▸ **What you will do**:
Nothing but an exact copy of the listing should be given.

▸ **Provided records**:
---

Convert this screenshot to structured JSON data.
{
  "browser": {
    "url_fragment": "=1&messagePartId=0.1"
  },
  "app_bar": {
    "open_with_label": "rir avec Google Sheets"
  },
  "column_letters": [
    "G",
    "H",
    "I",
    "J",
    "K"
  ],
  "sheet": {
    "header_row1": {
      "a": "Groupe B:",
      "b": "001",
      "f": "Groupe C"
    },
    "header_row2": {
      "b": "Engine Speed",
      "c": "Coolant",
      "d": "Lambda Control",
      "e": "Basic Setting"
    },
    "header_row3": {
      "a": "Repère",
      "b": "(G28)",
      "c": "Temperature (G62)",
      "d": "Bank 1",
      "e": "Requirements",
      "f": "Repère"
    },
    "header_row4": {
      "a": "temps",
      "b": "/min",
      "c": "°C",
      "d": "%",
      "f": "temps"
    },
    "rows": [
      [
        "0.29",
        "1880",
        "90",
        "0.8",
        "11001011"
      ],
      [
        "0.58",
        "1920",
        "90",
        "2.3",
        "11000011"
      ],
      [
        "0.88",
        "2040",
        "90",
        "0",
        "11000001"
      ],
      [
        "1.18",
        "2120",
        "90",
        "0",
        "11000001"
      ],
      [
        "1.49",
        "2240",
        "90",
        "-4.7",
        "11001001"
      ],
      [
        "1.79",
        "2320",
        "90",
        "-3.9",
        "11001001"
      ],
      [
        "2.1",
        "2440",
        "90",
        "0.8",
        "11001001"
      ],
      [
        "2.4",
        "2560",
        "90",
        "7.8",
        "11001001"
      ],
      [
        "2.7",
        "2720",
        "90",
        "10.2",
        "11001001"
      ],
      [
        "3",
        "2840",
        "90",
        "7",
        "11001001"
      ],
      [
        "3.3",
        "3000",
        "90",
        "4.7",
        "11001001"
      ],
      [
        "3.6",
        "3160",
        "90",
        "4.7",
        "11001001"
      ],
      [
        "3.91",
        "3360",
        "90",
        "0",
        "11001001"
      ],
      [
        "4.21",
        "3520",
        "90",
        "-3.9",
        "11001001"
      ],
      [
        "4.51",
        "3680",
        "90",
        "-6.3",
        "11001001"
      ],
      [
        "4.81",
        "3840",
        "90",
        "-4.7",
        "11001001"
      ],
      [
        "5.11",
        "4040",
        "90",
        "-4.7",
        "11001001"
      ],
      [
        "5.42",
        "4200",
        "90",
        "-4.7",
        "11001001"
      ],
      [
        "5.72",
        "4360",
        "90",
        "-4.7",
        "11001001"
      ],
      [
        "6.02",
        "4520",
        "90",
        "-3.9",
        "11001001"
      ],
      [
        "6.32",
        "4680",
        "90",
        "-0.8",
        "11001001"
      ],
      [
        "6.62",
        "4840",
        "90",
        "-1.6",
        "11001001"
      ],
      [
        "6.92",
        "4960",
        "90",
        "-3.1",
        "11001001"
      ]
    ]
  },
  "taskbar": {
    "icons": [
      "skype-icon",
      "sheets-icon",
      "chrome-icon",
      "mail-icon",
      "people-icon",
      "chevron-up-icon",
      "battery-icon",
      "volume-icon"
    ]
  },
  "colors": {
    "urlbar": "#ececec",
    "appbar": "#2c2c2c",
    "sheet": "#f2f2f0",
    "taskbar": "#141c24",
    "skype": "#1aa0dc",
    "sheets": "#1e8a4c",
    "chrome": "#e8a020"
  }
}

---

▸ **Answer space**:
Convert this screenshot to structured JSON data.
{
  "browser": {
    "url_fragment": "=1&messagePartId=0.1"
  },
  "app_bar": {
    "open_with_label": "rir avec Google Sheets"
  },
  "column_letters": [
    "G",
    "H",
    "I",
    "J",
    "K"
  ],
  "sheet": {
    "header_row1": {
      "a": "Groupe B:",
      "b": "001",
      "f": "Groupe C"
    },
    "header_row2": {
      "b": "Engine Speed",
      "c": "Coolant",
      "d": "Lambda Control",
      "e": "Basic Setting"
    },
    "header_row3": {
      "a": "Repère",
      "b": "(G28)",
      "c": "Temperature (G62)",
      "d": "Bank 1",
      "e": "Requirements",
      "f": "Repère"
    },
    "header_row4": {
      "a": "temps",
      "b": "/min",
      "c": "°C",
      "d": "%",
      "f": "temps"
    },
    "rows": [
      [
        "0.29",
        "1880",
        "90",
        "0.8",
        "11001011"
      ],
      [
        "0.58",
        "1920",
        "90",
        "2.3",
        "11000011"
      ],
      [
        "0.88",
        "2040",
        "90",
        "0",
        "11000001"
      ],
      [
        "1.18",
        "2120",
        "90",
        "0",
        "11000001"
      ],
      [
        "1.49",
        "2240",
        "90",
        "-4.7",
        "11001001"
      ],
      [
        "1.79",
        "2320",
        "90",
        "-3.9",
        "11001001"
      ],
      [
        "2.1",
        "2440",
        "90",
        "0.8",
        "11001001"
      ],
      [
        "2.4",
        "2560",
        "90",
        "7.8",
        "11001001"
      ],
      [
        "2.7",
        "2720",
        "90",
        "10.2",
        "11001001"
      ],
      [
        "3",
        "2840",
        "90",
        "7",
        "11001001"
      ],
      [
        "3.3",
        "3000",
        "90",
        "4.7",
        "11001001"
      ],
      [
        "3.6",
        "3160",
        "90",
        "4.7",
        "11001001"
      ],
      [
        "3.91",
        "3360",
        "90",
        "0",
        "11001001"
      ],
      [
        "4.21",
        "3520",
        "90",
        "-3.9",
        "11001001"
      ],
      [
        "4.51",
        "3680",
        "90",
        "-6.3",
        "11001001"
      ],
      [
        "4.81",
        "3840",
        "90",
        "-4.7",
        "11001001"
      ],
      [
        "5.11",
        "4040",
        "90",
        "-4.7",
        "11001001"
      ],
      [
        "5.42",
        "4200",
        "90",
        "-4.7",
        "11001001"
      ],
      [
        "5.72",
        "4360",
        "90",
        "-4.7",
        "11001001"
      ],
      [
        "6.02",
        "4520",
        "90",
        "-3.9",
        "11001001"
      ],
      [
        "6.32",
        "4680",
        "90",
        "-0.8",
        "11001001"
      ],
      [
        "6.62",
        "4840",
        "90",
        "-1.6",
        "11001001"
      ],
      [
        "6.92",
        "4960",
        "90",
        "-3.1",
        "11001001"
      ]
    ]
  },
  "taskbar": {
    "icons": [
      "skype-icon",
      "sheets-icon",
      "chrome-icon",
      "mail-icon",
      "people-icon",
      "chevron-up-icon",
      "battery-icon",
      "volume-icon"
    ]
  },
  "colors": {
    "urlbar": "#ececec",
    "appbar": "#2c2c2c",
    "sheet": "#f2f2f0",
    "taskbar": "#141c24",
    "skype": "#1aa0dc",
    "sheets": "#1e8a4c",
    "chrome": "#e8a020"
  }
}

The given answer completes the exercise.